[Start of Attachment]

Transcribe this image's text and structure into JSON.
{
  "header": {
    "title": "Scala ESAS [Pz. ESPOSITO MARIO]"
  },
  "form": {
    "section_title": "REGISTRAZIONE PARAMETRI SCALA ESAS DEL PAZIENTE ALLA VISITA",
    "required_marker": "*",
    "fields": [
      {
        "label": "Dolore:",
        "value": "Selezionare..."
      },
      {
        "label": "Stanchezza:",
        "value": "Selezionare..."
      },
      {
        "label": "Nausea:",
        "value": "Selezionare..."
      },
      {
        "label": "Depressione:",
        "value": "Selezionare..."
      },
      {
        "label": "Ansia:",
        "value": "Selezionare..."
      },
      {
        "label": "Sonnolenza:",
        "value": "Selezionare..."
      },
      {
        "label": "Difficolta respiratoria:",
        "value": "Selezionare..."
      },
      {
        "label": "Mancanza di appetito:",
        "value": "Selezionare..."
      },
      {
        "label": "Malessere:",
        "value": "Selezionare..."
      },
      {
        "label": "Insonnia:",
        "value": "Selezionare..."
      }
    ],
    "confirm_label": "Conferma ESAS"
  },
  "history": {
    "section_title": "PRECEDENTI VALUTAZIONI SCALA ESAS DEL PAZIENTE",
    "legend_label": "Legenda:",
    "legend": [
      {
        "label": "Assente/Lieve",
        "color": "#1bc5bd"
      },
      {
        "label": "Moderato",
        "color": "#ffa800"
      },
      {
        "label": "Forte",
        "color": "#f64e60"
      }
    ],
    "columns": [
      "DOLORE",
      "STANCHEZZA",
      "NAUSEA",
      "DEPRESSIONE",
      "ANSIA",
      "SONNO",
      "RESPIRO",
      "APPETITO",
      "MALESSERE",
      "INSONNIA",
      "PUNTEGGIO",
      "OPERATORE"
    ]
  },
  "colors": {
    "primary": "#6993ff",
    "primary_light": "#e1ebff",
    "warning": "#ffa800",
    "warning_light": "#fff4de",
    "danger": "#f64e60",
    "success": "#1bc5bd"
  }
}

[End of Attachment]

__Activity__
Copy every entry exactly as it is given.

__Answer for this exercise__
Transcribe this image's text and structure into JSON.
{
  "header": {
    "title": "Scala ESAS [Pz. ESPOSITO MARIO]"
  },
  "form": {
    "section_title": "REGISTRAZIONE PARAMETRI SCALA ESAS DEL PAZIENTE ALLA VISITA",
    "required_marker": "*",
    "fields": [
      {
        "label": "Dolore:",
        "value": "Selezionare..."
      },
      {
        "label": "Stanchezza:",
        "value": "Selezionare..."
      },
      {
        "label": "Nausea:",
        "value": "Selezionare..."
      },
      {
        "label": "Depressione:",
        "value": "Selezionare..."
      },
      {
        "label": "Ansia:",
        "value": "Selezionare..."
      },
      {
        "label": "Sonnolenza:",
        "value": "Selezionare..."
      },
      {
        "label": "Difficolta respiratoria:",
        "value": "Selezionare..."
      },
      {
        "label": "Mancanza di appetito:",
        "value": "Selezionare..."
      },
      {
        "label": "Malessere:",
        "value": "Selezionare..."
      },
      {
        "label": "Insonnia:",
        "value": "Selezionare..."
      }
    ],
    "confirm_label": "Conferma ESAS"
  },
  "history": {
    "section_title": "PRECEDENTI VALUTAZIONI SCALA ESAS DEL PAZIENTE",
    "legend_label": "Legenda:",
    "legend": [
      {
        "label": "Assente/Lieve",
        "color": "#1bc5bd"
      },
      {
        "label": "Moderato",
        "color": "#ffa800"
      },
      {
        "label": "Forte",
        "color": "#f64e60"
      }
    ],
    "columns": [
      "DOLORE",
      "STANCHEZZA",
      "NAUSEA",
      "DEPRESSIONE",
      "ANSIA",
      "SONNO",
      "RESPIRO",
      "APPETITO",
      "MALESSERE",
      "INSONNIA",
      "PUNTEGGIO",
      "OPERATORE"
    ]
  },
  "colors": {
    "primary": "#6993ff",
    "primary_light": "#e1ebff",
    "warning": "#ffa800",
    "warning_light": "#fff4de",
    "danger": "#f64e60",
    "success": "#1bc5bd"
  }
}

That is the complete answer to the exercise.